- WHAT TO WORK ON
What lines below include the word "minutes"? Copy each one.

SOURCE INFORMATION: Begin

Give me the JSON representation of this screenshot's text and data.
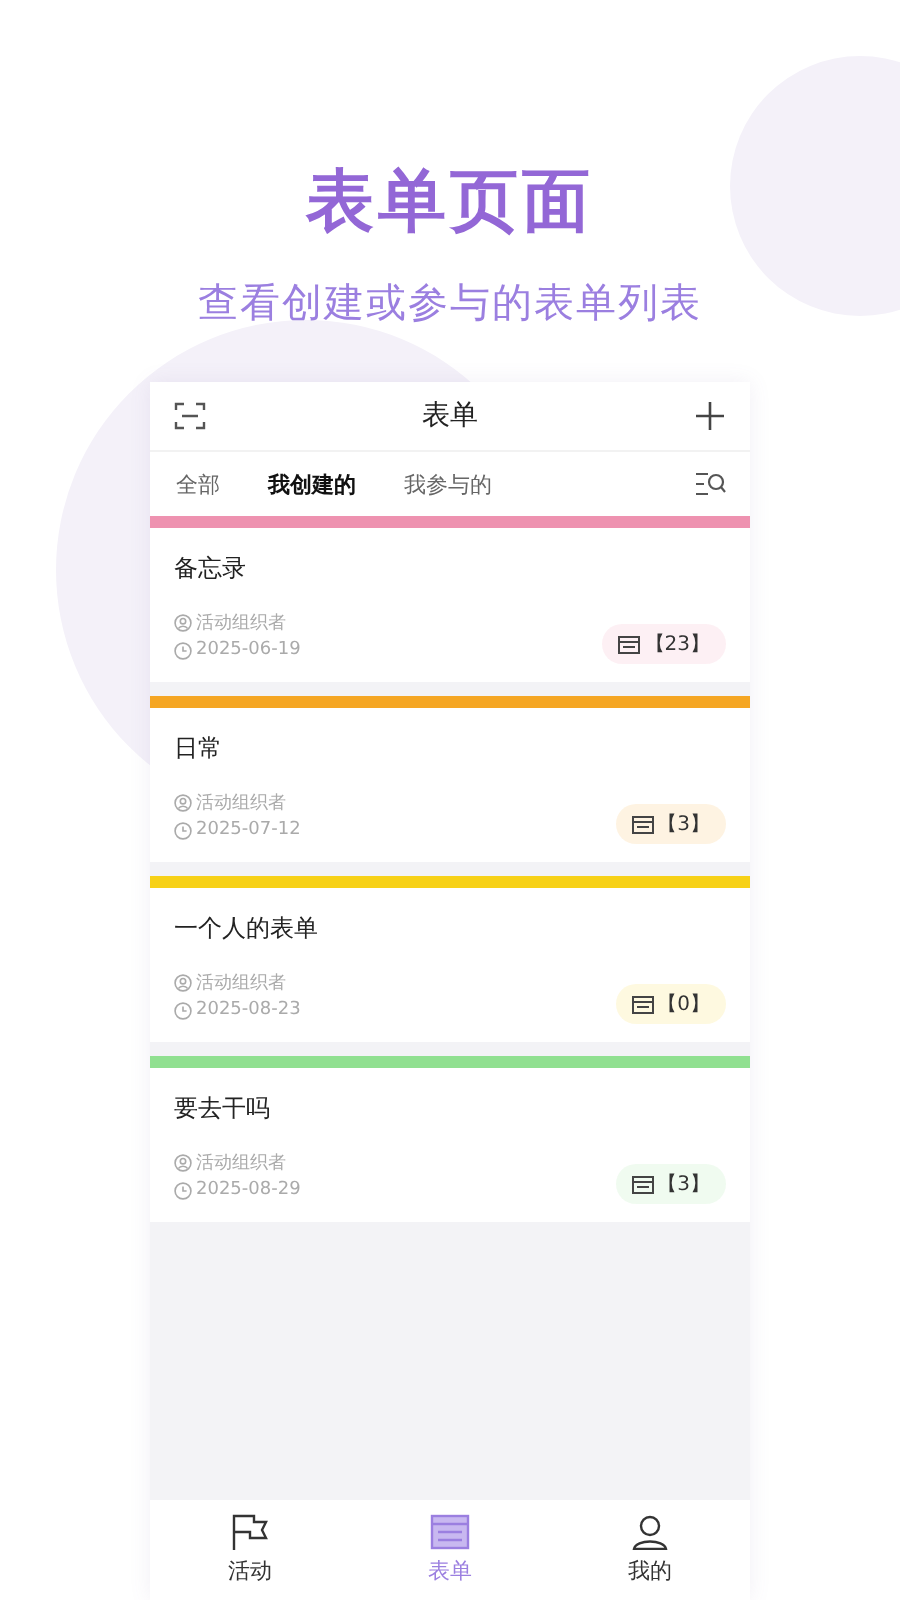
{
  "promo": {
    "title": "表单页面",
    "subtitle": "查看创建或参与的表单列表"
  },
  "header": {
    "title": "表单"
  },
  "tabs": [
    {
      "label": "全部",
      "selected": false
    },
    {
      "label": "我创建的",
      "selected": true
    },
    {
      "label": "我参与的",
      "selected": false
    }
  ],
  "forms": [
    {
      "title": "备忘录",
      "organizer": "活动组织者",
      "date": "2025-06-19",
      "count": "【23】",
      "color": "#ee92b0"
    },
    {
      "title": "日常",
      "organizer": "活动组织者",
      "date": "2025-07-12",
      "count": "【3】",
      "color": "#f5a623"
    },
    {
      "title": "一个人的表单",
      "organizer": "活动组织者",
      "date": "2025-08-23",
      "count": "【0】",
      "color": "#f7d117"
    },
    {
      "title": "要去干吗",
      "organizer": "活动组织者",
      "date": "2025-08-29",
      "count": "【3】",
      "color": "#90e090"
    }
  ],
  "nav": [
    {
      "label": "活动",
      "kind": "flag",
      "selected": false
    },
    {
      "label": "表单",
      "kind": "form",
      "selected": true
    },
    {
      "label": "我的",
      "kind": "person",
      "selected": false
    }
  ]
}
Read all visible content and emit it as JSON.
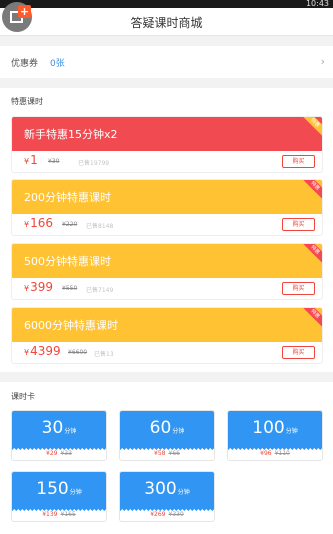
{
  "status_bar": {
    "time": "10:43"
  },
  "nav": {
    "title": "答疑课时商城"
  },
  "coupon": {
    "label": "优惠券",
    "value": "0张"
  },
  "special": {
    "section_title": "特惠课时",
    "offers": [
      {
        "title": "新手特惠15分钟x2",
        "price": "1",
        "original": "¥30",
        "sold": "已售19799",
        "buy": "购买",
        "tag": "特惠"
      },
      {
        "title": "200分钟特惠课时",
        "price": "166",
        "original": "¥220",
        "sold": "已售8148",
        "buy": "购买",
        "tag": "特惠"
      },
      {
        "title": "500分钟特惠课时",
        "price": "399",
        "original": "¥550",
        "sold": "已售7149",
        "buy": "购买",
        "tag": "特惠"
      },
      {
        "title": "6000分钟特惠课时",
        "price": "4399",
        "original": "¥6600",
        "sold": "已售13",
        "buy": "购买",
        "tag": "特惠"
      }
    ],
    "currency": "¥"
  },
  "cards": {
    "section_title": "课时卡",
    "unit": "分钟",
    "items": [
      {
        "minutes": "30",
        "price": "¥29",
        "original": "¥33"
      },
      {
        "minutes": "60",
        "price": "¥58",
        "original": "¥66"
      },
      {
        "minutes": "100",
        "price": "¥96",
        "original": "¥110"
      },
      {
        "minutes": "150",
        "price": "¥139",
        "original": "¥165"
      },
      {
        "minutes": "300",
        "price": "¥269",
        "original": "¥330"
      }
    ]
  },
  "colors": {
    "red": "#f14a50",
    "yellow": "#ffc233",
    "blue": "#3196f3",
    "price": "#f0463c"
  }
}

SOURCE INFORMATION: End

- EXERCISE OUTPUT
        "minutes": "30",
        "minutes": "60",
        "minutes": "100",
        "minutes": "150",
        "minutes": "300",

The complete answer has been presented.